▶ [Records provided]:
****
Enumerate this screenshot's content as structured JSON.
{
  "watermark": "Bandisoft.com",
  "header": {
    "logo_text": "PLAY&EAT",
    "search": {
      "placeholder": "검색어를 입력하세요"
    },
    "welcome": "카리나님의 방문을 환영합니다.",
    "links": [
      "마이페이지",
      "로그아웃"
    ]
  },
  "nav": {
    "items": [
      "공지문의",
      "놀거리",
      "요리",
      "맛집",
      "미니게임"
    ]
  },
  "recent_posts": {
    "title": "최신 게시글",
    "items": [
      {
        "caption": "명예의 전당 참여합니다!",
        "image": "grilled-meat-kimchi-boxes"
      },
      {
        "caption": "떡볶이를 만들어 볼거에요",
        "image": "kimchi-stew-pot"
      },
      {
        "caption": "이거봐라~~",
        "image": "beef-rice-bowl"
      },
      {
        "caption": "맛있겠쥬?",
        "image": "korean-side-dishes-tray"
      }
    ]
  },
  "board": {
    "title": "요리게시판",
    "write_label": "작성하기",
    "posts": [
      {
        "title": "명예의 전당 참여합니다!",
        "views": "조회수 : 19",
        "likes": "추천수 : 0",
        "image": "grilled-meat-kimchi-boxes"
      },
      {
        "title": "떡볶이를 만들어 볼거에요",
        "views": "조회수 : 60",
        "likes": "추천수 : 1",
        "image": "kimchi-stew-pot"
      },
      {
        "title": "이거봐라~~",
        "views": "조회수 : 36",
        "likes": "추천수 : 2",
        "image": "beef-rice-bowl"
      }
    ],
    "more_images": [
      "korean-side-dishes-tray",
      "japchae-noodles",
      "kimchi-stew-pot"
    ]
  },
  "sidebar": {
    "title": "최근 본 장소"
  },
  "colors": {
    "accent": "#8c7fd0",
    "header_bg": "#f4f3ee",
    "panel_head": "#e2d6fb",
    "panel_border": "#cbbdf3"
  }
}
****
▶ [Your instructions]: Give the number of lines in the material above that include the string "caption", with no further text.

▶ [Response box]: 4